TASK DIRECTIONS
Pull out every line of the listing below where "Date" appears.
- - -
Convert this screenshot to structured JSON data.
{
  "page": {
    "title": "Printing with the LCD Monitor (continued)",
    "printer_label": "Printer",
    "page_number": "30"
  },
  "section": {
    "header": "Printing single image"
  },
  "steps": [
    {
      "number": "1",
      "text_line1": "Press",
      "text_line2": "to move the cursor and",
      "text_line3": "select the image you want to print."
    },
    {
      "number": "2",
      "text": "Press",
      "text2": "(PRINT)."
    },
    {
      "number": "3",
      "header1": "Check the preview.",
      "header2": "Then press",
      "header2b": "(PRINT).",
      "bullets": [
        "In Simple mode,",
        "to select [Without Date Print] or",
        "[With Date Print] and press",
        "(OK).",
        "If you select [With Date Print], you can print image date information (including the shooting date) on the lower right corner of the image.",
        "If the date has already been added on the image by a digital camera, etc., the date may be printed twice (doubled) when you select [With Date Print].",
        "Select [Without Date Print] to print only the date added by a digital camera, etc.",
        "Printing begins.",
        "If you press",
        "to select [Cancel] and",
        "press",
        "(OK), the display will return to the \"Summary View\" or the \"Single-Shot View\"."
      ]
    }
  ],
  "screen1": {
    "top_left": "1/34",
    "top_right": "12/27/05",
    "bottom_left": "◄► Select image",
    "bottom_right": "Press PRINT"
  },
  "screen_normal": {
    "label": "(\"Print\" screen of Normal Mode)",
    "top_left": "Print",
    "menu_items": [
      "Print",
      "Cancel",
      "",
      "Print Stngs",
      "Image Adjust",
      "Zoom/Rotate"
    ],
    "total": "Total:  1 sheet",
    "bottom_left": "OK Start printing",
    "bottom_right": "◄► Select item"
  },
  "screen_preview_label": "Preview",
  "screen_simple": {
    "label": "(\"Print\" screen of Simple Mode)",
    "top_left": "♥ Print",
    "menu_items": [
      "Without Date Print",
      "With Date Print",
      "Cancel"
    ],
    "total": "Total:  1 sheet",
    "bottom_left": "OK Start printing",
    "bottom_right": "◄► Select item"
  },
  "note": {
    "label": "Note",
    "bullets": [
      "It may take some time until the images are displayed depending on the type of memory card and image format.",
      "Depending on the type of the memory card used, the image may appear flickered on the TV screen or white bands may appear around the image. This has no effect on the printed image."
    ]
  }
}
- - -
RESULT OF THE EXERCISE
        "to select [Without Date Print] or",
        "[With Date Print] and press",
        "If you select [With Date Print], you can print image date information (including the shooting date) on the lower right corner of the image.",
        "If the date has already been added on the image by a digital camera, etc., the date may be printed twice (doubled) when you select [With Date Print].",
        "Select [Without Date Print] to print only the date added by a digital camera, etc.",
      "Without Date Print",
      "With Date Print",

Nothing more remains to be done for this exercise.